Liability for bribery and corruption can arise under multiple jurisdictions both inside and outside Australia. In Australia, individuals and corporations can be liable for a range of state and territory offences including offences that apply to conduct in the private sector. For example, section 266 of the Tasmanian Criminal Code contains secret commissions offences for corruption in relation to business.

This resource unpacks the key role played by whistleblowers in identifying instances of foreign bribery. Approaches to encouraging whistleblowers to report suspected instances of bribery to law enforcement are explored, including ensuring effective legal protection from reprisals.
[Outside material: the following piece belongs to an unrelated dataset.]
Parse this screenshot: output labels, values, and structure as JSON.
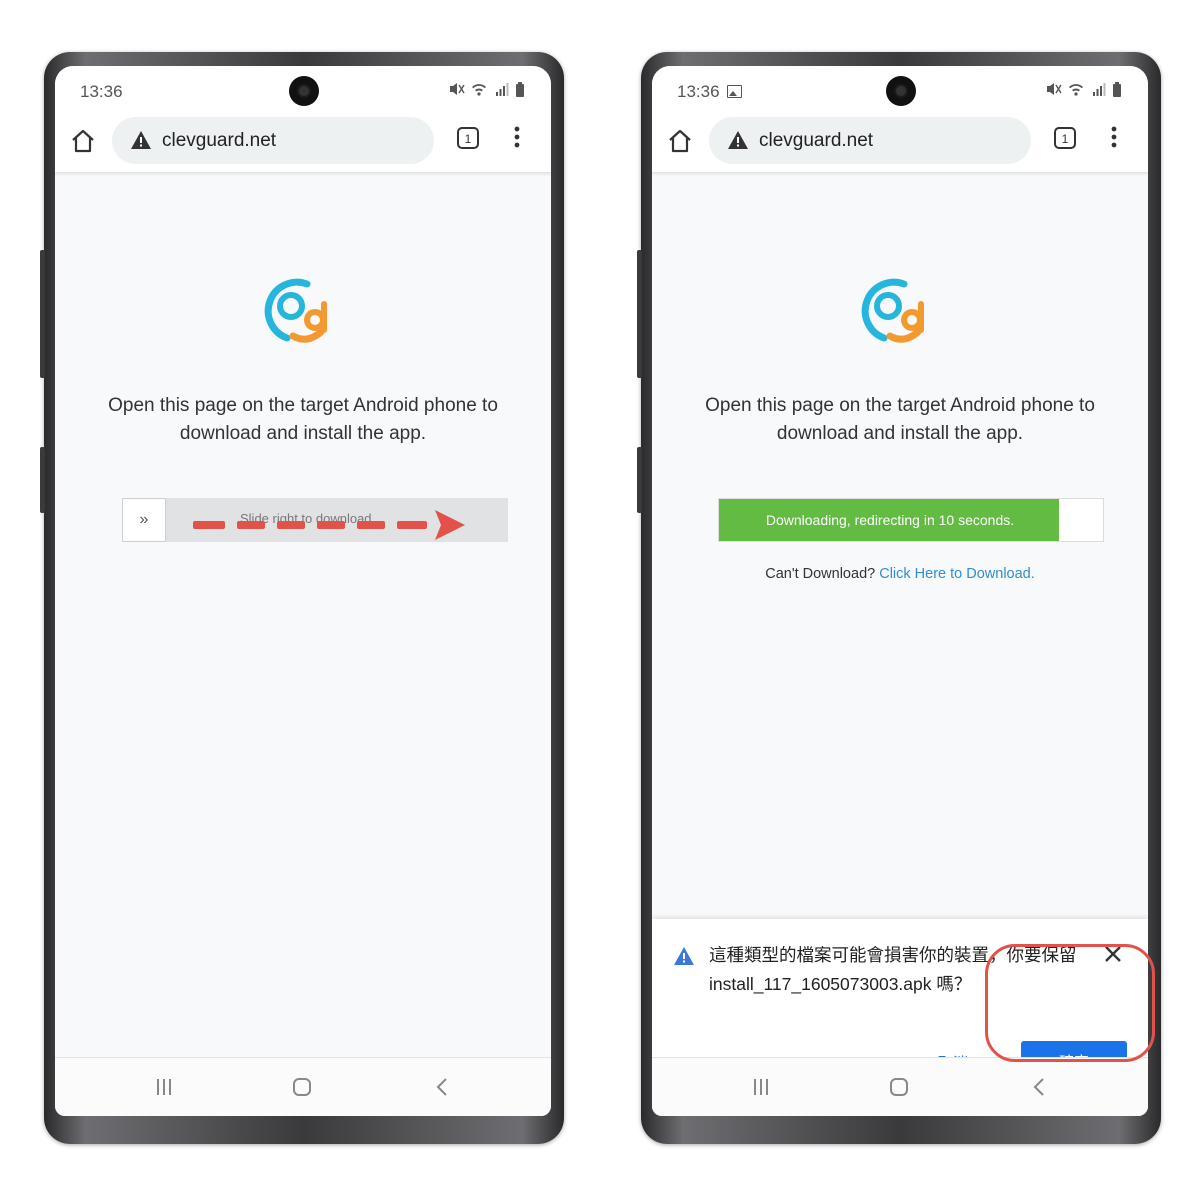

Case studies of the various approaches are provided from around the world to offer practical examples of the recommendations in action.

In 2016, Rolls Royce agreed to pay a fine of over £500 million in a deferred prosecution agreement relating to bribery in China, India, Indonesia, Malaysia, Nigeria, Russia and Thailand. Rolls Royce received significant discounts in penalties for cooperating with the Serious Fraud Office in the investigation and implementing strong anti-bribery policies and procedures after the misconduct was uncovered.

Liability for bribery and corruption can arise under multiple jurisdictions both inside and outside Australia. In Australia, individuals and corporations can be liable for a range of state and territory offences including offences that apply to conduct in the private sector. For example, section 236 of the Northern Territory Criminal Code contains offences for secret commissions.

In January 2020, Airbus entered into a deferred prosecution agreement (DPA) which included a fine of €991m in the United Kingdom (UK), as part of a total €3.6bn settlement across France, the UK and the United States for five counts of failure to prevent bribery. The conduct took place across Sri Lanka, Malaysia, Indonesia, Taiwan and Ghana between 2011 and 2015.